- _Task to carry out_
Please repeat each entry. Match every word exactly.

= = = = = = =

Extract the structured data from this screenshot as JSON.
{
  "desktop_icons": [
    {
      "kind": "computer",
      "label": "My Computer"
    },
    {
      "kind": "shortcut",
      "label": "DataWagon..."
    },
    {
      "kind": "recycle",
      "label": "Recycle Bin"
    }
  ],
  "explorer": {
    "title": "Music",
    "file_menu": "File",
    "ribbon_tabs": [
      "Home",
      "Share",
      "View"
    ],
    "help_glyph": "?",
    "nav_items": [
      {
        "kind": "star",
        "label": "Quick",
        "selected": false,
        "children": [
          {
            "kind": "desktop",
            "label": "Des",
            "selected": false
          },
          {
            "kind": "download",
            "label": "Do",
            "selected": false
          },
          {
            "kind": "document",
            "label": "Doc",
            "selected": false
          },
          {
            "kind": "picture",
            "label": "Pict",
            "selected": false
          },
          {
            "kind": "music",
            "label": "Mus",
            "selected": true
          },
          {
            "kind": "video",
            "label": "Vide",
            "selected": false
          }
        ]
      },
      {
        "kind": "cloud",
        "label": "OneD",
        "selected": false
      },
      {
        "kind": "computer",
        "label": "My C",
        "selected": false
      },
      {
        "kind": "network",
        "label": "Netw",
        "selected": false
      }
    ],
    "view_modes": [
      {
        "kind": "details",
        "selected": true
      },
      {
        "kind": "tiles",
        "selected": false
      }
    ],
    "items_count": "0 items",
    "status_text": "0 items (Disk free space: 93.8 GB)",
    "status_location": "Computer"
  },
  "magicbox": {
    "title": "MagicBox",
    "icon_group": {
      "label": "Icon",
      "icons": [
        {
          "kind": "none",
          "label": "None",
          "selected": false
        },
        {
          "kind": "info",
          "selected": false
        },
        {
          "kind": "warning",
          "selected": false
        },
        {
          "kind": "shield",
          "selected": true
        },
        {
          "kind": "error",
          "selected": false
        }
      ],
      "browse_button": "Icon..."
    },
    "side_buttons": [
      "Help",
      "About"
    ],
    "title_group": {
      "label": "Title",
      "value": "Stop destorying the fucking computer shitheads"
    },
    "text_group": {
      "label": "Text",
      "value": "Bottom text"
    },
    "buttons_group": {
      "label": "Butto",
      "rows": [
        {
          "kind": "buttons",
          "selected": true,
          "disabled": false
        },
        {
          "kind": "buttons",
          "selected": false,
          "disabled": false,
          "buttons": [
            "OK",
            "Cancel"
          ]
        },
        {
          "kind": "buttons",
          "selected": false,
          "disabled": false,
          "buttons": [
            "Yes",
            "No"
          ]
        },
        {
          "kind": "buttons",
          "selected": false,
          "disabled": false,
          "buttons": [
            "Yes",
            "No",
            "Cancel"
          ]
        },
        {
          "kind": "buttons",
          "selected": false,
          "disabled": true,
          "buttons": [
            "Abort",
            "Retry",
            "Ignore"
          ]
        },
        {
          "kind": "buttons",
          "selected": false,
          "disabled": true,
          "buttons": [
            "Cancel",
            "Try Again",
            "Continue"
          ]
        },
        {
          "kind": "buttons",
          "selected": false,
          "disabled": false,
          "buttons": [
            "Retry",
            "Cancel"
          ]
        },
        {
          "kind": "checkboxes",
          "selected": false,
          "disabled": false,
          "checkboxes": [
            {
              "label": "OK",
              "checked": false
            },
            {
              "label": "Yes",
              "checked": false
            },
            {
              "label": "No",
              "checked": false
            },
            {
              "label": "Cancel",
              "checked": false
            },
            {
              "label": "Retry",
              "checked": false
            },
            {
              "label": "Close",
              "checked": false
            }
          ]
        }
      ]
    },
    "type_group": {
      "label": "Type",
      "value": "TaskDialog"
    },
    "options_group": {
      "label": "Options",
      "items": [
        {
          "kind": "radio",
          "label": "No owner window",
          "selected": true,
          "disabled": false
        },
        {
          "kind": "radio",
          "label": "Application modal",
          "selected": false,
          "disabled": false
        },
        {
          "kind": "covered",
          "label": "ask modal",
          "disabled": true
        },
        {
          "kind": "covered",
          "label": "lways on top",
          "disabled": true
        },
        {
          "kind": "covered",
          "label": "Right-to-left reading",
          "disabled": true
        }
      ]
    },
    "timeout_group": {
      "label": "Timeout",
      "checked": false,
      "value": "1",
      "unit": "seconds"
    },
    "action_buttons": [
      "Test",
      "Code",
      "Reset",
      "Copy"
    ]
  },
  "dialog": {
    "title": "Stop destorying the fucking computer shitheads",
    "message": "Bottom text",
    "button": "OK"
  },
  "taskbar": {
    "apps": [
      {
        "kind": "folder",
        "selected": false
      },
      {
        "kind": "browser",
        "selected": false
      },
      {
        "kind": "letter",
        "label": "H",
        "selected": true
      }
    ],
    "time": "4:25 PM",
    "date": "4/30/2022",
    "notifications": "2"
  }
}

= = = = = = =

- _Exercise answer_
Extract the structured data from this screenshot as JSON.
{
  "desktop_icons": [
    {
      "kind": "computer",
      "label": "My Computer"
    },
    {
      "kind": "shortcut",
      "label": "DataWagon..."
    },
    {
      "kind": "recycle",
      "label": "Recycle Bin"
    }
  ],
  "explorer": {
    "title": "Music",
    "file_menu": "File",
    "ribbon_tabs": [
      "Home",
      "Share",
      "View"
    ],
    "help_glyph": "?",
    "nav_items": [
      {
        "kind": "star",
        "label": "Quick",
        "selected": false,
        "children": [
          {
            "kind": "desktop",
            "label": "Des",
            "selected": false
          },
          {
            "kind": "download",
            "label": "Do",
            "selected": false
          },
          {
            "kind": "document",
            "label": "Doc",
            "selected": false
          },
          {
            "kind": "picture",
            "label": "Pict",
            "selected": false
          },
          {
            "kind": "music",
            "label": "Mus",
            "selected": true
          },
          {
            "kind": "video",
            "label": "Vide",
            "selected": false
          }
        ]
      },
      {
        "kind": "cloud",
        "label": "OneD",
        "selected": false
      },
      {
        "kind": "computer",
        "label": "My C",
        "selected": false
      },
      {
        "kind": "network",
        "label": "Netw",
        "selected": false
      }
    ],
    "view_modes": [
      {
        "kind": "details",
        "selected": true
      },
      {
        "kind": "tiles",
        "selected": false
      }
    ],
    "items_count": "0 items",
    "status_text": "0 items (Disk free space: 93.8 GB)",
    "status_location": "Computer"
  },
  "magicbox": {
    "title": "MagicBox",
    "icon_group": {
      "label": "Icon",
      "icons": [
        {
          "kind": "none",
          "label": "None",
          "selected": false
        },
        {
          "kind": "info",
          "selected": false
        },
        {
          "kind": "warning",
          "selected": false
        },
        {
          "kind": "shield",
          "selected": true
        },
        {
          "kind": "error",
          "selected": false
        }
      ],
      "browse_button": "Icon..."
    },
    "side_buttons": [
      "Help",
      "About"
    ],
    "title_group": {
      "label": "Title",
      "value": "Stop destorying the fucking computer shitheads"
    },
    "text_group": {
      "label": "Text",
      "value": "Bottom text"
    },
    "buttons_group": {
      "label": "Butto",
      "rows": [
        {
          "kind": "buttons",
          "selected": true,
          "disabled": false
        },
        {
          "kind": "buttons",
          "selected": false,
          "disabled": false,
          "buttons": [
            "OK",
            "Cancel"
          ]
        },
        {
          "kind": "buttons",
          "selected": false,
          "disabled": false,
          "buttons": [
            "Yes",
            "No"
          ]
        },
        {
          "kind": "buttons",
          "selected": false,
          "disabled": false,
          "buttons": [
            "Yes",
            "No",
            "Cancel"
          ]
        },
        {
          "kind": "buttons",
          "selected": false,
          "disabled": true,
          "buttons": [
            "Abort",
            "Retry",
            "Ignore"
          ]
        },
        {
          "kind": "buttons",
          "selected": false,
          "disabled": true,
          "buttons": [
            "Cancel",
            "Try Again",
            "Continue"
          ]
        },
        {
          "kind": "buttons",
          "selected": false,
          "disabled": false,
          "buttons": [
            "Retry",
            "Cancel"
          ]
        },
        {
          "kind": "checkboxes",
          "selected": false,
          "disabled": false,
          "checkboxes": [
            {
              "label": "OK",
              "checked": false
            },
            {
              "label": "Yes",
              "checked": false
            },
            {
              "label": "No",
              "checked": false
            },
            {
              "label": "Cancel",
              "checked": false
            },
            {
              "label": "Retry",
              "checked": false
            },
            {
              "label": "Close",
              "checked": false
            }
          ]
        }
      ]
    },
    "type_group": {
      "label": "Type",
      "value": "TaskDialog"
    },
    "options_group": {
      "label": "Options",
      "items": [
        {
          "kind": "radio",
          "label": "No owner window",
          "selected": true,
          "disabled": false
        },
        {
          "kind": "radio",
          "label": "Application modal",
          "selected": false,
          "disabled": false
        },
        {
          "kind": "covered",
          "label": "ask modal",
          "disabled": true
        },
        {
          "kind": "covered",
          "label": "lways on top",
          "disabled": true
        },
        {
          "kind": "covered",
          "label": "Right-to-left reading",
          "disabled": true
        }
      ]
    },
    "timeout_group": {
      "label": "Timeout",
      "checked": false,
      "value": "1",
      "unit": "seconds"
    },
    "action_buttons": [
      "Test",
      "Code",
      "Reset",
      "Copy"
    ]
  },
  "dialog": {
    "title": "Stop destorying the fucking computer shitheads",
    "message": "Bottom text",
    "button": "OK"
  },
  "taskbar": {
    "apps": [
      {
        "kind": "folder",
        "selected": false
      },
      {
        "kind": "browser",
        "selected": false
      },
      {
        "kind": "letter",
        "label": "H",
        "selected": true
      }
    ],
    "time": "4:25 PM",
    "date": "4/30/2022",
    "notifications": "2"
  }
}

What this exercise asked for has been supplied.